**Instructions to follow**
Please print, exactly, only the lines in the entries below from the line that has "Serialize everything readable" through the line that has "Give me the". Pictures don't go in.

**Data supplied**
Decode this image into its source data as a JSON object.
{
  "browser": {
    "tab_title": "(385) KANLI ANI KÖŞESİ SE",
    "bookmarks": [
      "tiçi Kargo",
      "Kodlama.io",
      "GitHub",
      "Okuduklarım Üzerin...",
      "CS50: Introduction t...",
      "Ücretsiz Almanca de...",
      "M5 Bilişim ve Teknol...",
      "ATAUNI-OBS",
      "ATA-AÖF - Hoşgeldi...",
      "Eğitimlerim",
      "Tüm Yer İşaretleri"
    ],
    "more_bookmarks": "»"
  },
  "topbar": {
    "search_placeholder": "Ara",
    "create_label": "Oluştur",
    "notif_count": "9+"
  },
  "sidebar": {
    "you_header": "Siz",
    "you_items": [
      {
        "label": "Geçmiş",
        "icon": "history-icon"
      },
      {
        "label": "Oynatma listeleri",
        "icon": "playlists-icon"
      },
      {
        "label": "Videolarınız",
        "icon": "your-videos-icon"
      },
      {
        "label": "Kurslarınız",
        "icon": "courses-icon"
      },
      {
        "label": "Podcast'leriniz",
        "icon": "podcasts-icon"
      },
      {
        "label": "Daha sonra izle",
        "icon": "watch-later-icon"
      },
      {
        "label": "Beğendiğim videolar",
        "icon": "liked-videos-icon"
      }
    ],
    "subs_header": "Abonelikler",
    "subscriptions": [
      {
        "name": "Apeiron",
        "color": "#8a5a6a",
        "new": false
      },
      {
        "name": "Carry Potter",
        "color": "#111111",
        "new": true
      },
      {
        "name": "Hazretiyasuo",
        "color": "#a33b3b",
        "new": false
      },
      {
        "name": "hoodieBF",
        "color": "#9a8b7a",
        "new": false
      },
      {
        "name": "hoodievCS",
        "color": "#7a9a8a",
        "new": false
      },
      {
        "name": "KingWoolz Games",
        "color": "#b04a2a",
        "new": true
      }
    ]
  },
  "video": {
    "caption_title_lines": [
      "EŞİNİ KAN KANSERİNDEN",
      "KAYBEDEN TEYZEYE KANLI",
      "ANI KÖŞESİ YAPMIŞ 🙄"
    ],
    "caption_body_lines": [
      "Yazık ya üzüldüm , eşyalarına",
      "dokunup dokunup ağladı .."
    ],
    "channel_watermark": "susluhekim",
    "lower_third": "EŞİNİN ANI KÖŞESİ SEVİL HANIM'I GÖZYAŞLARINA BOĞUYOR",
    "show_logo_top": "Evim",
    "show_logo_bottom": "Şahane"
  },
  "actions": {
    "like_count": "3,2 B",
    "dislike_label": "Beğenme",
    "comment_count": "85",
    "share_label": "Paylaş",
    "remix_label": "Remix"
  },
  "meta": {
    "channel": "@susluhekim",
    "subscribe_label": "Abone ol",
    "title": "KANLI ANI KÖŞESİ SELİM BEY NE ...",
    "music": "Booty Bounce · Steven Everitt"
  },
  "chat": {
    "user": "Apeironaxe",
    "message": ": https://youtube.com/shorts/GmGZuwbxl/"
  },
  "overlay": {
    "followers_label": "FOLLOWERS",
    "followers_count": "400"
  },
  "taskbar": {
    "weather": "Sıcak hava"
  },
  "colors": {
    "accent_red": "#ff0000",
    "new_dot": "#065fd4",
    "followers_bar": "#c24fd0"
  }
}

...

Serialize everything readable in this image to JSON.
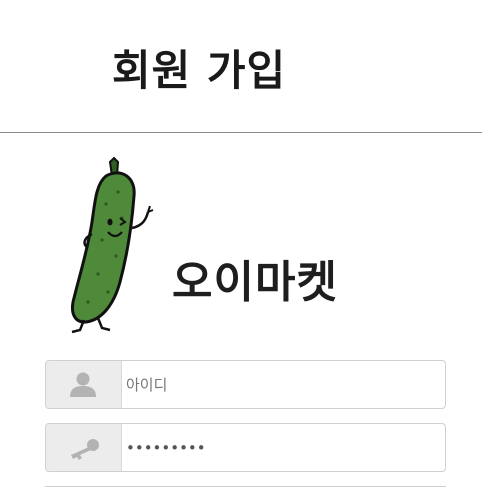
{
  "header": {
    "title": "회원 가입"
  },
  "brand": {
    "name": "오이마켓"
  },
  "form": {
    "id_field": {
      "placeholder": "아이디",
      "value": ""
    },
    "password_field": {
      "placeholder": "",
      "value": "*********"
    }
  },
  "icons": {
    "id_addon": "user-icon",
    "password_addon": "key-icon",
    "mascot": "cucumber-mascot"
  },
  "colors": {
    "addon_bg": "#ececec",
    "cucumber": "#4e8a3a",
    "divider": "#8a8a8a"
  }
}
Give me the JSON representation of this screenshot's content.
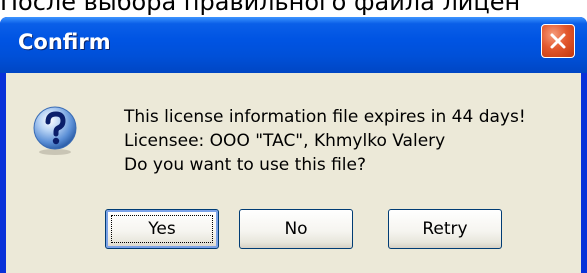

**Finished task**
Serialize everything readable in this image to JSON.
{
  "header": {
    "title": "회원 가입"
  },
  "brand": {
    "name": "오이마켓"
  },
  "form": {
    "id_field": {
      "placeholder": "아이디",
      "value": ""
    },
    "password_field": {
      "placeholder": "",
      "value": "*********"
    }
  },
  "icons": {
    "id_addon": "user-icon",
    "password_addon": "key-icon",
    "mascot": "cucumber-mascot"
  },
  "colors": {
    "addon_bg": "#ececec",
    "cucumber": "#4e8a3a",
    "divider": "#8a8a8a"
  }
}
Give me the JSON representation of this screenshot's content.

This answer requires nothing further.